■ **Problem**
Wherever the string "text" shows up in the material below, copy that line.

■ **Given information**
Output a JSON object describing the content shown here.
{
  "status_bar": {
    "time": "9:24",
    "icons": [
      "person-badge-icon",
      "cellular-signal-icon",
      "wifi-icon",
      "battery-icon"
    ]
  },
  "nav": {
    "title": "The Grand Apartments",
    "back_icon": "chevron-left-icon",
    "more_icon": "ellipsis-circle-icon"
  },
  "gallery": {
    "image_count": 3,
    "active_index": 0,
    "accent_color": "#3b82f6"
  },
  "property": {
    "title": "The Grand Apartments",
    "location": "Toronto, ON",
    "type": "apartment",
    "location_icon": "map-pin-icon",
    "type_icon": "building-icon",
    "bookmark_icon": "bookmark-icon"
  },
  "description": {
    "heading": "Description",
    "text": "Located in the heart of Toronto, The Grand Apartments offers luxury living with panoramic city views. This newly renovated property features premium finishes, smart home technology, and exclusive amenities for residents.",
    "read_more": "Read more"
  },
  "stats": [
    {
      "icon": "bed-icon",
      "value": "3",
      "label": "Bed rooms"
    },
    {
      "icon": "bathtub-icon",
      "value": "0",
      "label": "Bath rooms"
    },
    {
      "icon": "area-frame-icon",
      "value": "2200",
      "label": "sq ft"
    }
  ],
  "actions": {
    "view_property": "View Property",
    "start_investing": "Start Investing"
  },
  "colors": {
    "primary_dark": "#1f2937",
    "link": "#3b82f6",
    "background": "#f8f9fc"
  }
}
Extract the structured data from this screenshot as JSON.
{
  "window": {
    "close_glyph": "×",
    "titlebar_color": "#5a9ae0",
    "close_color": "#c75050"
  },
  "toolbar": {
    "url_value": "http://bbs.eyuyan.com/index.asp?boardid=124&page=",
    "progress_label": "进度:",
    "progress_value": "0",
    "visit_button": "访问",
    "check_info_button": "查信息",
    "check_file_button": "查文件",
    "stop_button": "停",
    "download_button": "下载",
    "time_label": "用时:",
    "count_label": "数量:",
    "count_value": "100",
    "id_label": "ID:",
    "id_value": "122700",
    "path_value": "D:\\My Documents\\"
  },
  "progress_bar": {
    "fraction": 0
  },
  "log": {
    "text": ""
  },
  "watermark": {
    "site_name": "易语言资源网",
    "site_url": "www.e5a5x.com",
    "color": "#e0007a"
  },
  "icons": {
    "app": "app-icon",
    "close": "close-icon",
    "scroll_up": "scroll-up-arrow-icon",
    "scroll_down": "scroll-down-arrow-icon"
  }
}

■ **Solution to the exercise**
    "text": "Located in the heart of Toronto, The Grand Apartments offers luxury living with panoramic city views. This newly renovated property features premium finishes, smart home technology, and exclusive amenities for residents.",
    "text": ""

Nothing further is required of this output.